Print the listing once more, exactly as written.
** Opening Records for this task block **
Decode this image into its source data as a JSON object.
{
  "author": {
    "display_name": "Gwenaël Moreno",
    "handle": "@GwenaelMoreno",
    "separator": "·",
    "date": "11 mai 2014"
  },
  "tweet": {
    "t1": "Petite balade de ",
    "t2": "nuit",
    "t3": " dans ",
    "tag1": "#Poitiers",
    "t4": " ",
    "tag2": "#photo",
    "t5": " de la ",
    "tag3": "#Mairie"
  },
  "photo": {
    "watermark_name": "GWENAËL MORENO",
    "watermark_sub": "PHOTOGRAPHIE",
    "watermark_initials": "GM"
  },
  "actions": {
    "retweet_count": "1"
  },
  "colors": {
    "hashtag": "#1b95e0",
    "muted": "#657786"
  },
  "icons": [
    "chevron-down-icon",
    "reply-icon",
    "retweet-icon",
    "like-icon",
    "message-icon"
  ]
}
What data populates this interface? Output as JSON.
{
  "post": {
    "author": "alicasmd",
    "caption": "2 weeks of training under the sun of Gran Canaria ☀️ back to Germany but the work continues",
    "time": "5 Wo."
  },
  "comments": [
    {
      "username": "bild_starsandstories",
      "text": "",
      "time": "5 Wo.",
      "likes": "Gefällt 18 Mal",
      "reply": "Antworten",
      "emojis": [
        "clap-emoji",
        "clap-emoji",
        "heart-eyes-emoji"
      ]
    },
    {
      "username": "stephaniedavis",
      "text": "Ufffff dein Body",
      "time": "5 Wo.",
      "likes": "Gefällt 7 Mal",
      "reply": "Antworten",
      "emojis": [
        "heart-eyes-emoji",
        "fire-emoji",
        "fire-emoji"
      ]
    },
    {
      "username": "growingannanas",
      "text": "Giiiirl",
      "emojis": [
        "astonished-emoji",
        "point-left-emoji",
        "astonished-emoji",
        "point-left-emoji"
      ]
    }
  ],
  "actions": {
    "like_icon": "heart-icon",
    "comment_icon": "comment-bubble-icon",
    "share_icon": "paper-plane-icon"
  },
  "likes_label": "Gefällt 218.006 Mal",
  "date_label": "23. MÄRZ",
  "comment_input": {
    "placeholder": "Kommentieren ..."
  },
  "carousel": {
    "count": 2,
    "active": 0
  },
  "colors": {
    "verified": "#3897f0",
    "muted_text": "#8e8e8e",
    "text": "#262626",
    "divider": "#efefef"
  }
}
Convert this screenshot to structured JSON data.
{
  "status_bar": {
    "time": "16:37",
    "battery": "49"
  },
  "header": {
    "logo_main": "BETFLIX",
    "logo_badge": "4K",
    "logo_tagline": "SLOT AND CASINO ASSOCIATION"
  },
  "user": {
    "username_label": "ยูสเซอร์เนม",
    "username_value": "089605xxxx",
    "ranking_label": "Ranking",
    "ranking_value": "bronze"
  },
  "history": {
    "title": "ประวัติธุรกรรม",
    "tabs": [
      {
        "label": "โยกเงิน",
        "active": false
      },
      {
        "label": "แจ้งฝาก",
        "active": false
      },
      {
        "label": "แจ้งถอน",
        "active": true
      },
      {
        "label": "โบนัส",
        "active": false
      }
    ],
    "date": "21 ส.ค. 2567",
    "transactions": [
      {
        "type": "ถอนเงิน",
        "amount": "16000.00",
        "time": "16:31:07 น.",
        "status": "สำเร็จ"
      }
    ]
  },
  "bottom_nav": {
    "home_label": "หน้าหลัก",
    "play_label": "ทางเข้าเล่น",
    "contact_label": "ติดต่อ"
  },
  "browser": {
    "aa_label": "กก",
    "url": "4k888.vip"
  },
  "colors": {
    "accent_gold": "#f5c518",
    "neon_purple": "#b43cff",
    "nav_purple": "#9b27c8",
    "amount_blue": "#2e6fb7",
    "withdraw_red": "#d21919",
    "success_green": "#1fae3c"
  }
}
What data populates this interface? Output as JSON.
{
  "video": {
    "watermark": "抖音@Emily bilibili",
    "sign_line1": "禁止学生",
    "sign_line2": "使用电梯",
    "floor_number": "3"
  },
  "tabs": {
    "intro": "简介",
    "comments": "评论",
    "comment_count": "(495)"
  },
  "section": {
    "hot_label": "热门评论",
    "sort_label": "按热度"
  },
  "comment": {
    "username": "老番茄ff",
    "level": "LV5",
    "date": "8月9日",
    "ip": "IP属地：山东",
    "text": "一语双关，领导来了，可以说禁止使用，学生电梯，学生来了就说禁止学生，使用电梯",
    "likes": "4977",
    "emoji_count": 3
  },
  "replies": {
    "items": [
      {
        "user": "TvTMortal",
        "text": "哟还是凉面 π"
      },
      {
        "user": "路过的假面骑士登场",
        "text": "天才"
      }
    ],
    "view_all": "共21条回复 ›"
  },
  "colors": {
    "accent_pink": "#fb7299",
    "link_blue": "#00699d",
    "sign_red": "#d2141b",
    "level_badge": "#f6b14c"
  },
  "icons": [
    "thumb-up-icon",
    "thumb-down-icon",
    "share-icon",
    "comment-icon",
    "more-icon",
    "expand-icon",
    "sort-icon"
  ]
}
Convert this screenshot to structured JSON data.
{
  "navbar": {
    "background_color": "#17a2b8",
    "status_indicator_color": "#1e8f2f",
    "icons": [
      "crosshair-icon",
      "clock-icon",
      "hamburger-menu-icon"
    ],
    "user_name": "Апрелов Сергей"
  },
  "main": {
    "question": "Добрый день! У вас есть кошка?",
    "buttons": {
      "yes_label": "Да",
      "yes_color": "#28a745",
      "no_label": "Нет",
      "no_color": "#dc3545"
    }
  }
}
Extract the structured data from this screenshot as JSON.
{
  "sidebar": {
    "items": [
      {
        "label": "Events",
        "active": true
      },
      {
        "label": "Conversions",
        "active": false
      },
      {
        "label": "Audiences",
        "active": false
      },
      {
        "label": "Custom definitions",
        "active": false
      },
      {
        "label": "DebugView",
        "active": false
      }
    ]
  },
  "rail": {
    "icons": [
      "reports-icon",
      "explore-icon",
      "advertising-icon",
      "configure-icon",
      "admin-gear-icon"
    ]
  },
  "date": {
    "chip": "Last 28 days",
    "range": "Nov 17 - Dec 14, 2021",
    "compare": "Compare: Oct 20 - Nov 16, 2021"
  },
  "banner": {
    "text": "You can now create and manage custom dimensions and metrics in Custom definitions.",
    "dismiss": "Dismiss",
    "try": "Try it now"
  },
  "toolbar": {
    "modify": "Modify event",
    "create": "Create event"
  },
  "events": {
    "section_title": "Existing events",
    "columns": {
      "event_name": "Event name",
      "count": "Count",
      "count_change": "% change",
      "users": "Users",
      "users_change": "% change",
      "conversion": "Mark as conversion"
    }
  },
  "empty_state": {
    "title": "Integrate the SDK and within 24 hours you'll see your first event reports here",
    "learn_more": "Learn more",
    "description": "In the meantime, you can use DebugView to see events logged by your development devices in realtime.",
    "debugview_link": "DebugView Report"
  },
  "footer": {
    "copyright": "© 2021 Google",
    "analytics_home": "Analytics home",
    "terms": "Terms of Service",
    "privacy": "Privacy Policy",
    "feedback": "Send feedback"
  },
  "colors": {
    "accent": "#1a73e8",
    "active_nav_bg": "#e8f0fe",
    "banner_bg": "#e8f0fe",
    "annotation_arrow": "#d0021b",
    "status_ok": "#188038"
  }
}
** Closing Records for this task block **
## Solved exercise
Decode this image into its source data as a JSON object.
{
  "author": {
    "display_name": "Gwenaël Moreno",
    "handle": "@GwenaelMoreno",
    "separator": "·",
    "date": "11 mai 2014"
  },
  "tweet": {
    "t1": "Petite balade de ",
    "t2": "nuit",
    "t3": " dans ",
    "tag1": "#Poitiers",
    "t4": " ",
    "tag2": "#photo",
    "t5": " de la ",
    "tag3": "#Mairie"
  },
  "photo": {
    "watermark_name": "GWENAËL MORENO",
    "watermark_sub": "PHOTOGRAPHIE",
    "watermark_initials": "GM"
  },
  "actions": {
    "retweet_count": "1"
  },
  "colors": {
    "hashtag": "#1b95e0",
    "muted": "#657786"
  },
  "icons": [
    "chevron-down-icon",
    "reply-icon",
    "retweet-icon",
    "like-icon",
    "message-icon"
  ]
}
What data populates this interface? Output as JSON.
{
  "post": {
    "author": "alicasmd",
    "caption": "2 weeks of training under the sun of Gran Canaria ☀️ back to Germany but the work continues",
    "time": "5 Wo."
  },
  "comments": [
    {
      "username": "bild_starsandstories",
      "text": "",
      "time": "5 Wo.",
      "likes": "Gefällt 18 Mal",
      "reply": "Antworten",
      "emojis": [
        "clap-emoji",
        "clap-emoji",
        "heart-eyes-emoji"
      ]
    },
    {
      "username": "stephaniedavis",
      "text": "Ufffff dein Body",
      "time": "5 Wo.",
      "likes": "Gefällt 7 Mal",
      "reply": "Antworten",
      "emojis": [
        "heart-eyes-emoji",
        "fire-emoji",
        "fire-emoji"
      ]
    },
    {
      "username": "growingannanas",
      "text": "Giiiirl",
      "emojis": [
        "astonished-emoji",
        "point-left-emoji",
        "astonished-emoji",
        "point-left-emoji"
      ]
    }
  ],
  "actions": {
    "like_icon": "heart-icon",
    "comment_icon": "comment-bubble-icon",
    "share_icon": "paper-plane-icon"
  },
  "likes_label": "Gefällt 218.006 Mal",
  "date_label": "23. MÄRZ",
  "comment_input": {
    "placeholder": "Kommentieren ..."
  },
  "carousel": {
    "count": 2,
    "active": 0
  },
  "colors": {
    "verified": "#3897f0",
    "muted_text": "#8e8e8e",
    "text": "#262626",
    "divider": "#efefef"
  }
}
Convert this screenshot to structured JSON data.
{
  "status_bar": {
    "time": "16:37",
    "battery": "49"
  },
  "header": {
    "logo_main": "BETFLIX",
    "logo_badge": "4K",
    "logo_tagline": "SLOT AND CASINO ASSOCIATION"
  },
  "user": {
    "username_label": "ยูสเซอร์เนม",
    "username_value": "089605xxxx",
    "ranking_label": "Ranking",
    "ranking_value": "bronze"
  },
  "history": {
    "title": "ประวัติธุรกรรม",
    "tabs": [
      {
        "label": "โยกเงิน",
        "active": false
      },
      {
        "label": "แจ้งฝาก",
        "active": false
      },
      {
        "label": "แจ้งถอน",
        "active": true
      },
      {
        "label": "โบนัส",
        "active": false
      }
    ],
    "date": "21 ส.ค. 2567",
    "transactions": [
      {
        "type": "ถอนเงิน",
        "amount": "16000.00",
        "time": "16:31:07 น.",
        "status": "สำเร็จ"
      }
    ]
  },
  "bottom_nav": {
    "home_label": "หน้าหลัก",
    "play_label": "ทางเข้าเล่น",
    "contact_label": "ติดต่อ"
  },
  "browser": {
    "aa_label": "กก",
    "url": "4k888.vip"
  },
  "colors": {
    "accent_gold": "#f5c518",
    "neon_purple": "#b43cff",
    "nav_purple": "#9b27c8",
    "amount_blue": "#2e6fb7",
    "withdraw_red": "#d21919",
    "success_green": "#1fae3c"
  }
}
What data populates this interface? Output as JSON.
{
  "video": {
    "watermark": "抖音@Emily bilibili",
    "sign_line1": "禁止学生",
    "sign_line2": "使用电梯",
    "floor_number": "3"
  },
  "tabs": {
    "intro": "简介",
    "comments": "评论",
    "comment_count": "(495)"
  },
  "section": {
    "hot_label": "热门评论",
    "sort_label": "按热度"
  },
  "comment": {
    "username": "老番茄ff",
    "level": "LV5",
    "date": "8月9日",
    "ip": "IP属地：山东",
    "text": "一语双关，领导来了，可以说禁止使用，学生电梯，学生来了就说禁止学生，使用电梯",
    "likes": "4977",
    "emoji_count": 3
  },
  "replies": {
    "items": [
      {
        "user": "TvTMortal",
        "text": "哟还是凉面 π"
      },
      {
        "user": "路过的假面骑士登场",
        "text": "天才"
      }
    ],
    "view_all": "共21条回复 ›"
  },
  "colors": {
    "accent_pink": "#fb7299",
    "link_blue": "#00699d",
    "sign_red": "#d2141b",
    "level_badge": "#f6b14c"
  },
  "icons": [
    "thumb-up-icon",
    "thumb-down-icon",
    "share-icon",
    "comment-icon",
    "more-icon",
    "expand-icon",
    "sort-icon"
  ]
}
Convert this screenshot to structured JSON data.
{
  "navbar": {
    "background_color": "#17a2b8",
    "status_indicator_color": "#1e8f2f",
    "icons": [
      "crosshair-icon",
      "clock-icon",
      "hamburger-menu-icon"
    ],
    "user_name": "Апрелов Сергей"
  },
  "main": {
    "question": "Добрый день! У вас есть кошка?",
    "buttons": {
      "yes_label": "Да",
      "yes_color": "#28a745",
      "no_label": "Нет",
      "no_color": "#dc3545"
    }
  }
}
Extract the structured data from this screenshot as JSON.
{
  "sidebar": {
    "items": [
      {
        "label": "Events",
        "active": true
      },
      {
        "label": "Conversions",
        "active": false
      },
      {
        "label": "Audiences",
        "active": false
      },
      {
        "label": "Custom definitions",
        "active": false
      },
      {
        "label": "DebugView",
        "active": false
      }
    ]
  },
  "rail": {
    "icons": [
      "reports-icon",
      "explore-icon",
      "advertising-icon",
      "configure-icon",
      "admin-gear-icon"
    ]
  },
  "date": {
    "chip": "Last 28 days",
    "range": "Nov 17 - Dec 14, 2021",
    "compare": "Compare: Oct 20 - Nov 16, 2021"
  },
  "banner": {
    "text": "You can now create and manage custom dimensions and metrics in Custom definitions.",
    "dismiss": "Dismiss",
    "try": "Try it now"
  },
  "toolbar": {
    "modify": "Modify event",
    "create": "Create event"
  },
  "events": {
    "section_title": "Existing events",
    "columns": {
      "event_name": "Event name",
      "count": "Count",
      "count_change": "% change",
      "users": "Users",
      "users_change": "% change",
      "conversion": "Mark as conversion"
    }
  },
  "empty_state": {
    "title": "Integrate the SDK and within 24 hours you'll see your first event reports here",
    "learn_more": "Learn more",
    "description": "In the meantime, you can use DebugView to see events logged by your development devices in realtime.",
    "debugview_link": "DebugView Report"
  },
  "footer": {
    "copyright": "© 2021 Google",
    "analytics_home": "Analytics home",
    "terms": "Terms of Service",
    "privacy": "Privacy Policy",
    "feedback": "Send feedback"
  },
  "colors": {
    "accent": "#1a73e8",
    "active_nav_bg": "#e8f0fe",
    "banner_bg": "#e8f0fe",
    "annotation_arrow": "#d0021b",
    "status_ok": "#188038"
  }
}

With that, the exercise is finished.